My data analysis is now underway. After reviewing a number of textbooks and checking out video lectures and podcasts on qualitative coding, I finally made the essential step – printed out the first interview transcript. In actual fact, this action alone was a result of deliberation as I was considering using one of the professional computer programs for qualitative data analysis known in academic circles as CAQDAS (Computer Assisted Qualitative Data Analysis Software). As tempting an option as it was, I have eventually failed to make a convincing case for using CAQDAS for my small-scale project (the fact that relevant training events at the university are all fully booked until spring didn’t help either). Yet, CAQDAS (Atlas, Nvivo and Maxqda are the most popular programs) are widely used and loudly praised for the multitude of helpful functions they offer – apart from the major purpose of effective storage, organization, management and retrieval of data, they are also useful for collecting, organizing and citing research sources, transcribing interviews, and so on. Another important advantage of CAQDAS is that they are equally helpful in working with many different types of non-numerical data other than interviews, such as images, videos, web pages, and social media sites. In short, these tools are indispensable for those analysts who are working with vast amounts of data or in large research teams and looking for the ways to facilitate and speed up the analysis process. However, learning how to operate the CAQDAS is itself a time-consuming enterprise, and it is worth weighing the possible benefits of using the software against time and efforts required to master it. Moreover, the majority of qualitative methodologists seem to agree that computer-aided analysis cannot quite replace the old-school paper and pencil method for “there is something to be said for a large area of desk or table space with multiple pages or strips of paper spread out to see the smaller pieces of the larger puzzle – a literal perspective not always possible on a computer’s monitor screen” (Saldaña, 2012, p. 22).

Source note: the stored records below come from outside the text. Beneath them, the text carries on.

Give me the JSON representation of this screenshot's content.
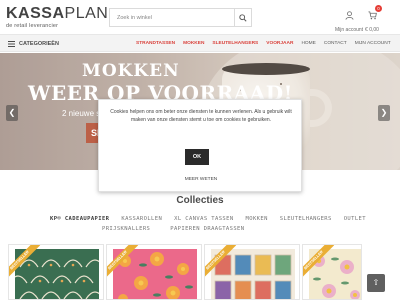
{
  "header": {
    "logo_bold": "KASSA",
    "logo_light": "PLAN",
    "logo_tagline": "de retail leverancier",
    "search_placeholder": "Zoek in winkel",
    "account_label": "Mijn account",
    "cart_count": "0",
    "cart_amount": "€ 0,00"
  },
  "nav": {
    "categories_label": "CATEGORIEËN",
    "links": [
      {
        "label": "STRANDTASSEN",
        "style": "red"
      },
      {
        "label": "MOKKEN",
        "style": "red"
      },
      {
        "label": "SLEUTELHANGERS",
        "style": "red"
      },
      {
        "label": "VOORJAAR",
        "style": "red"
      },
      {
        "label": "HOME",
        "style": "grey"
      },
      {
        "label": "CONTACT",
        "style": "grey"
      },
      {
        "label": "MIJN ACCOUNT",
        "style": "grey"
      }
    ]
  },
  "hero": {
    "title_line1": "MOKKEN",
    "title_line2": "WEER OP VOORRAAD!",
    "subtitle": "2 nieuwe s",
    "cta": "SH"
  },
  "cookie": {
    "text": "Cookies helpen ons om beter onze diensten te kunnen verlenen. Als u gebruik wilt maken van onze diensten stemt u toe om cookies te gebruiken.",
    "ok_label": "OK",
    "more_label": "MEER WETEN"
  },
  "collections": {
    "title": "Collecties",
    "tabs_row1": [
      "KP® CADEAUPAPIER",
      "KASSAROLLEN",
      "XL CANVAS TASSEN",
      "MOKKEN",
      "SLEUTELHANGERS",
      "OUTLET"
    ],
    "tabs_row2": [
      "PRIJSKNALLERS",
      "PAPIEREN DRAAGTASSEN"
    ],
    "active_tab": "KP® CADEAUPAPIER"
  },
  "products": [
    {
      "ribbon": "BESTSELLER",
      "pattern": "green-fan"
    },
    {
      "ribbon": "BESTSELLER",
      "pattern": "pink-orange-floral"
    },
    {
      "ribbon": "BESTSELLER",
      "pattern": "stamp-grid"
    },
    {
      "ribbon": "BESTSELLER",
      "pattern": "yellow-floral"
    }
  ],
  "colors": {
    "accent_red": "#d4261f",
    "ribbon_orange": "#e7a31a",
    "dark_button": "#2b2b2b"
  }
}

Inspired by the above quote (a mental image of a devoted researcher fully immersed in his data, out of touch with reality in search for the answers to the ultimate questions of life instantly emerged in my mind… is that not the ideal vision we all secretly cherish?), I too decided to go with the more traditional methods and tools – hard-copy printouts, hand-sharpened pencils, and coloured highlighters for a lot of circling, underlining and note-taking activity to be undertaken on the 42 pages of the first interview transcript. The choice of the interview to work on first also was not accidental – I deliberately started the analysis with one of my most interesting and richest cases as I expect it to generate a variety of codes, suggest helpful categories and raise some meaningful concepts and themes. This, I hope, will help me see the big picture emergent from my data and bring it upon the remaining cases to reach a clear vision of each individual life story as well as a holistic understanding of my overarching research concerns.
Finally, before starting the analysis I wanted to choose a specific coding method to guide me through the data. Saldaña’s coding manual presented a dozen of different approaches, and I felt overwhelmed and somewhat lost amidst the unfamiliar terminology and descriptions of methods many of which seemed equally suitable for my study. I have eventually decided to stick with the good old thematic analysis but elaborate it further by applying Emotion Coding, which I found to suit brilliantly both my theoretical framework and key research goals (indeed, human emotionality is one of the key concepts underpinning Margaret Archer’s understanding of how individuals attain distinct personal identities which is precisely what I aim to explore with respect to ethical consumers).
All that was left to do then is to wear my analytical lens and immerse myself into the subjects’ life stories. This is where I currently am in my research, and I will continue to record the progress of my data analysis, with all its pleasures and pains.
Saldaña, J. (2012). The coding manual for qualitative researchers (No. 14). Sage.